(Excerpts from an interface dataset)

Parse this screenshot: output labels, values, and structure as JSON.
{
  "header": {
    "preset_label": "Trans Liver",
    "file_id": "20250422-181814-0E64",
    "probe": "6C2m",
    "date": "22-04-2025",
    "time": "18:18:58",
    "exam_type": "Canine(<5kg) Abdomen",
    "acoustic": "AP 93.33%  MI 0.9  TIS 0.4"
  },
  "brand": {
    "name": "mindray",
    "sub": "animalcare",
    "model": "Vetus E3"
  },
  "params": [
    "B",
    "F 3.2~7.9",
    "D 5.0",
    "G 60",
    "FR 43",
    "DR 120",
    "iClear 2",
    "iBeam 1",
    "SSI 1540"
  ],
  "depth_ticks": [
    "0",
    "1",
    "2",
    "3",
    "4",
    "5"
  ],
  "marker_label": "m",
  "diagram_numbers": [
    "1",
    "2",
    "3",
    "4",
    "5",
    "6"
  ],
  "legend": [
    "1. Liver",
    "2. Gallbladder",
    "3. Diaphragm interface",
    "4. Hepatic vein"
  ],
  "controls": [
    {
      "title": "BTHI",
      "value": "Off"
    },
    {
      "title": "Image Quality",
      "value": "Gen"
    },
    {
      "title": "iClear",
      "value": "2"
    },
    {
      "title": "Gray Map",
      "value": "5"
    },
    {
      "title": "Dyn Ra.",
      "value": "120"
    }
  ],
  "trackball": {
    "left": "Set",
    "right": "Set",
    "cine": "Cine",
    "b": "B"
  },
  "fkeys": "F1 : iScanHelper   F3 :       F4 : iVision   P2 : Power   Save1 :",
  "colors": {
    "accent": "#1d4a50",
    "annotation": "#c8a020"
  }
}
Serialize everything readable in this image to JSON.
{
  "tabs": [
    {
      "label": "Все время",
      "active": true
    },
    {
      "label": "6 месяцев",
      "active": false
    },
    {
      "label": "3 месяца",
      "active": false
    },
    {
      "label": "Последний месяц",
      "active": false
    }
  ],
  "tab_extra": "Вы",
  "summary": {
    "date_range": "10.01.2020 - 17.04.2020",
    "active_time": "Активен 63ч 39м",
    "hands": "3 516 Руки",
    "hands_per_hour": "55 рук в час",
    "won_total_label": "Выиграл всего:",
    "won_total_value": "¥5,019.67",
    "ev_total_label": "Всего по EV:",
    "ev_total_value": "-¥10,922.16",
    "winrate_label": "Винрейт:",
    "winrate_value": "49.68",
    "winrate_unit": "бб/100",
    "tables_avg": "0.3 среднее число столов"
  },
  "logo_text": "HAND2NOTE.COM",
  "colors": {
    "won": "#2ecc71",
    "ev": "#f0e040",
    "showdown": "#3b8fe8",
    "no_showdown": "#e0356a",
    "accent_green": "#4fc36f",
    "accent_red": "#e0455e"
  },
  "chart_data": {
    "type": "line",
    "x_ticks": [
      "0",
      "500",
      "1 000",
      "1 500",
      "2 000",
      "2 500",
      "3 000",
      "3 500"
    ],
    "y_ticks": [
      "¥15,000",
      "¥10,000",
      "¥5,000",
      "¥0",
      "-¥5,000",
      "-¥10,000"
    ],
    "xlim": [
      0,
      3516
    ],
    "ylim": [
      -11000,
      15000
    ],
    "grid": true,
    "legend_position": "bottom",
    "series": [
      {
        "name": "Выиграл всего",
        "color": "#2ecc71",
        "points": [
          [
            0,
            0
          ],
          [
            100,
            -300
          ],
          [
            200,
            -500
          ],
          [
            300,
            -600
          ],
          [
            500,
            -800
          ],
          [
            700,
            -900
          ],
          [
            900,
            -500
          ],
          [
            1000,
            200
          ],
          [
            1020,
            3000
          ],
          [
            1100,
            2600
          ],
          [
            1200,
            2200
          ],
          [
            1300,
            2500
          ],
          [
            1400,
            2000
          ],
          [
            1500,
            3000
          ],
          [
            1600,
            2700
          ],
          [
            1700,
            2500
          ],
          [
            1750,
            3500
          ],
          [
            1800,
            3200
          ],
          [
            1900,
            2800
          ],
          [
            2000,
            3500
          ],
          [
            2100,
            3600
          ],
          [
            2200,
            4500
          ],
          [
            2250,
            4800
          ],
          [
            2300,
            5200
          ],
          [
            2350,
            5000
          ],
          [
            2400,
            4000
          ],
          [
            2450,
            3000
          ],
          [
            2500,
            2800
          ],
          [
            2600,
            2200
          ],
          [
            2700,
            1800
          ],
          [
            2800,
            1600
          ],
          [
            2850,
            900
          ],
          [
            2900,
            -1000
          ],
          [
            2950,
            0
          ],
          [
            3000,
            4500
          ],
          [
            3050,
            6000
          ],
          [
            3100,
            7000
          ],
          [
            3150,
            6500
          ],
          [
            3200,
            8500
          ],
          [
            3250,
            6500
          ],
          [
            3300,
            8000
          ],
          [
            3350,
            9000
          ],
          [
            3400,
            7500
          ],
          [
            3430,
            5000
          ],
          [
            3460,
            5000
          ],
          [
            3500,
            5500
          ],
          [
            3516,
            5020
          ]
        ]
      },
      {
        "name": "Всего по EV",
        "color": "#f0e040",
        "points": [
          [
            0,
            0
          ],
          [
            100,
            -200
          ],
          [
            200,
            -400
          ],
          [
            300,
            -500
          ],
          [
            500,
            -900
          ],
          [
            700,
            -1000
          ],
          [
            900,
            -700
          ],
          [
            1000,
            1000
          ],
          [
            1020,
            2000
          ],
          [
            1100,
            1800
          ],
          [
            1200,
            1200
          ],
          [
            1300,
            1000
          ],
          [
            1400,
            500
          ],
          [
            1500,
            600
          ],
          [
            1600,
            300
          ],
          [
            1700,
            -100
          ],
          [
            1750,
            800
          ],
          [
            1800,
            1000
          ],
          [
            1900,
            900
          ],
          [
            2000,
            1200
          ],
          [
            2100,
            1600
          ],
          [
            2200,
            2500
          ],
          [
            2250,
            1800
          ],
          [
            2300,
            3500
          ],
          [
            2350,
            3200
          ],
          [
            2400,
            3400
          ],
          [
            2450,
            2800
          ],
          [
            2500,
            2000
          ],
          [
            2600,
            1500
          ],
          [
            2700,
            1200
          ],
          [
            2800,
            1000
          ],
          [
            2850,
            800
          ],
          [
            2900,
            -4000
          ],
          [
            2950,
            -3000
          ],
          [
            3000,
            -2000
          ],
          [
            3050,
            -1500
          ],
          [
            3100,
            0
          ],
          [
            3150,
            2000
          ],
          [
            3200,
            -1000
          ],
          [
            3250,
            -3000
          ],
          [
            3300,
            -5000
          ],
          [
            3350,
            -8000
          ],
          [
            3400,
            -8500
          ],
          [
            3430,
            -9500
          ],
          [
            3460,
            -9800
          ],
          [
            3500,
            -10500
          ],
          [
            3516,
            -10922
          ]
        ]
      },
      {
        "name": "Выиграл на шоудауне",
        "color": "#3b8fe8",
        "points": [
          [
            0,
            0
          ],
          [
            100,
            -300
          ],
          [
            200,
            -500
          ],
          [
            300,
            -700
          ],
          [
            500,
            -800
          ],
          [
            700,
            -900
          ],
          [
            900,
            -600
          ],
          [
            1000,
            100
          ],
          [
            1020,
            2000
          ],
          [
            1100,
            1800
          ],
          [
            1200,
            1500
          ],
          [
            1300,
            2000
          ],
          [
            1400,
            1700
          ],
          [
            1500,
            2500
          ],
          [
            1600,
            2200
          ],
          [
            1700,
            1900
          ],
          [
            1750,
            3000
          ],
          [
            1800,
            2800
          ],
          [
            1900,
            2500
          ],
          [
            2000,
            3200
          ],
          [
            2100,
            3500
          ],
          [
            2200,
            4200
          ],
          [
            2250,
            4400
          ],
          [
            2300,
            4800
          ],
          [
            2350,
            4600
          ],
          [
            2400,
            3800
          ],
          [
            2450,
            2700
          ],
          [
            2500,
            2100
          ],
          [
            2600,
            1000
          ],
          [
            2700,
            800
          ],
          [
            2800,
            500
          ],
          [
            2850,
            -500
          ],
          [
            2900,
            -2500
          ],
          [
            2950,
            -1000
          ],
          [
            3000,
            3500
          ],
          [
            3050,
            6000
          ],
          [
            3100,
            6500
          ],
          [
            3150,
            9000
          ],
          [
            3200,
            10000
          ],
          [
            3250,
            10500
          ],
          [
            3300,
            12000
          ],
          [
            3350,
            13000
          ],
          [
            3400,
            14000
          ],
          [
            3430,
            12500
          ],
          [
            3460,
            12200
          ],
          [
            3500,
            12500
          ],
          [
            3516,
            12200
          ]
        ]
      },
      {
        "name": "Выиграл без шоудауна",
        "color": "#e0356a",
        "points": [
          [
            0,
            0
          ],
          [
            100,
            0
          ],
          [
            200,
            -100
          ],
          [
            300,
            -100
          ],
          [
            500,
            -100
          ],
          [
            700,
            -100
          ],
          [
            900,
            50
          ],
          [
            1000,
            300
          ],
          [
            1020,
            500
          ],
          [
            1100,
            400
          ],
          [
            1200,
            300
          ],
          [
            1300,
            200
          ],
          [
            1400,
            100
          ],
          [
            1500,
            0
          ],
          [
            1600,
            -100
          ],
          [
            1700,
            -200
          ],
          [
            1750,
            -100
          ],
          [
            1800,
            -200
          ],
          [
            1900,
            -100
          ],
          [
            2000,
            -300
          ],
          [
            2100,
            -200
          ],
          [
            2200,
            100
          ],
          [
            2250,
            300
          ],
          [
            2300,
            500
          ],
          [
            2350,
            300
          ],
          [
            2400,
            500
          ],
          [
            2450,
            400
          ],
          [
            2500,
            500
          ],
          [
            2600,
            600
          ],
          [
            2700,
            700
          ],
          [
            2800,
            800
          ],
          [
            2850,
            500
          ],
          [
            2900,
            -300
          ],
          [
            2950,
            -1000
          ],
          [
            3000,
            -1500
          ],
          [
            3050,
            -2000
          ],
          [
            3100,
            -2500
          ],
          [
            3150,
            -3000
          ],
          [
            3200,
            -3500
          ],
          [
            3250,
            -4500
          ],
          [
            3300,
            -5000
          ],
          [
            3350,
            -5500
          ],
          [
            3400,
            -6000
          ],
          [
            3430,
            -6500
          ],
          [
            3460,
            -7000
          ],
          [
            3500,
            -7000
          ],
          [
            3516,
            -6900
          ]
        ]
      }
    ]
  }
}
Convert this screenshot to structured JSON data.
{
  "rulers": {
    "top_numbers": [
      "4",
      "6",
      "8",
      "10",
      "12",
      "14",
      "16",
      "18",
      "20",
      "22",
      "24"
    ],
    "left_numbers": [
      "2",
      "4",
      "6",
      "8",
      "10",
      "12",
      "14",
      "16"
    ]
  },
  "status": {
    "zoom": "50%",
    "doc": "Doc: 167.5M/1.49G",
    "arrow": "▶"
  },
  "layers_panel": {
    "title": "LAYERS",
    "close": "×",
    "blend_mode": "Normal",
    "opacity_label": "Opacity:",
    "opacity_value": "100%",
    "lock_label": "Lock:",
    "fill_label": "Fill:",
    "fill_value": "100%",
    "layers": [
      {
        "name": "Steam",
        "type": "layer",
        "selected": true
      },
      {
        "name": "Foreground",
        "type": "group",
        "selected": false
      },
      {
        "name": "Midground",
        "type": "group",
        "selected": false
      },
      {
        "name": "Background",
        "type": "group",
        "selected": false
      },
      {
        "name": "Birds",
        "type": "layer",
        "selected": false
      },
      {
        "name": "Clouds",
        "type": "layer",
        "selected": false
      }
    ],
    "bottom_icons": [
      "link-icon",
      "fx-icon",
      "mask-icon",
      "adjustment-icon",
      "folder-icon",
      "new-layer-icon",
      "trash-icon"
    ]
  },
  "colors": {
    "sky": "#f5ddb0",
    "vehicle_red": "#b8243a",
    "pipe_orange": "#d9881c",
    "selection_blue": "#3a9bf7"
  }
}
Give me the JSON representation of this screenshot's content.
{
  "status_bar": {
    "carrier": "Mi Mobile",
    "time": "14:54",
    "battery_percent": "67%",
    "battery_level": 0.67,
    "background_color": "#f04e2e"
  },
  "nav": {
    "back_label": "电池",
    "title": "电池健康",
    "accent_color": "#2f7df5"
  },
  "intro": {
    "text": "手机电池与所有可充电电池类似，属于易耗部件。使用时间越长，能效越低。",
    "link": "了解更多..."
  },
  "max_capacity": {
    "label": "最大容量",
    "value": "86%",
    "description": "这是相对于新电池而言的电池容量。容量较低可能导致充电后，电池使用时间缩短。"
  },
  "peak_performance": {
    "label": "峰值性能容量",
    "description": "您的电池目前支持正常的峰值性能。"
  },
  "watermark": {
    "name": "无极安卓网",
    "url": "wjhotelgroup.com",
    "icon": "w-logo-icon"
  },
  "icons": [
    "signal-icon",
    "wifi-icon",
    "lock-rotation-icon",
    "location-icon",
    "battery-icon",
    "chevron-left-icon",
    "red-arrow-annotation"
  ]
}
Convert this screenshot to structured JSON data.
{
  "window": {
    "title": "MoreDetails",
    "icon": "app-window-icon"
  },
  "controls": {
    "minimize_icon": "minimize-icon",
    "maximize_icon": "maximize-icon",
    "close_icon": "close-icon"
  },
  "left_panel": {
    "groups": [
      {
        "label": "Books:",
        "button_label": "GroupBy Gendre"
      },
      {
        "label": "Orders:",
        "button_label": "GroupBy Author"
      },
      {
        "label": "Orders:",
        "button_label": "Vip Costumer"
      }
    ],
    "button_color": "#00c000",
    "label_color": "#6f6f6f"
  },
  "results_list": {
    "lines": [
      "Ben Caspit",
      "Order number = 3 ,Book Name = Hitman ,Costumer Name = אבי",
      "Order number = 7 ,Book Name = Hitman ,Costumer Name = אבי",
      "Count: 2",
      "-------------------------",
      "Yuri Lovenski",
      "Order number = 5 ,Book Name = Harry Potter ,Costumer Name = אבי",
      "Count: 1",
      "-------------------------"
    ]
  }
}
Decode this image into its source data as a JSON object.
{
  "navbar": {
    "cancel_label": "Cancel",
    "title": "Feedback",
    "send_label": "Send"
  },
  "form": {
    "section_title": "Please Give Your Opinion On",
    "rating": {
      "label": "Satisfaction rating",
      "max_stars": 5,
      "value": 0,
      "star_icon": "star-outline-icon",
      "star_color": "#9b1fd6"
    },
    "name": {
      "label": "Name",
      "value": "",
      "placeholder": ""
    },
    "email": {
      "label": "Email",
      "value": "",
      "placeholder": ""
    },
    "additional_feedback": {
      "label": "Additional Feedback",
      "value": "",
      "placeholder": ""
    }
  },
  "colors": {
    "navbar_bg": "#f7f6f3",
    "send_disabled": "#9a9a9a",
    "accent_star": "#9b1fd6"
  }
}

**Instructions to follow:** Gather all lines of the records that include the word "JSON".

**Result of this exercise:**
Parse this screenshot: output labels, values, and structure as JSON.
Serialize everything readable in this image to JSON.
Convert this screenshot to structured JSON data.
Give me the JSON representation of this screenshot's content.
Convert this screenshot to structured JSON data.
Decode this image into its source data as a JSON object.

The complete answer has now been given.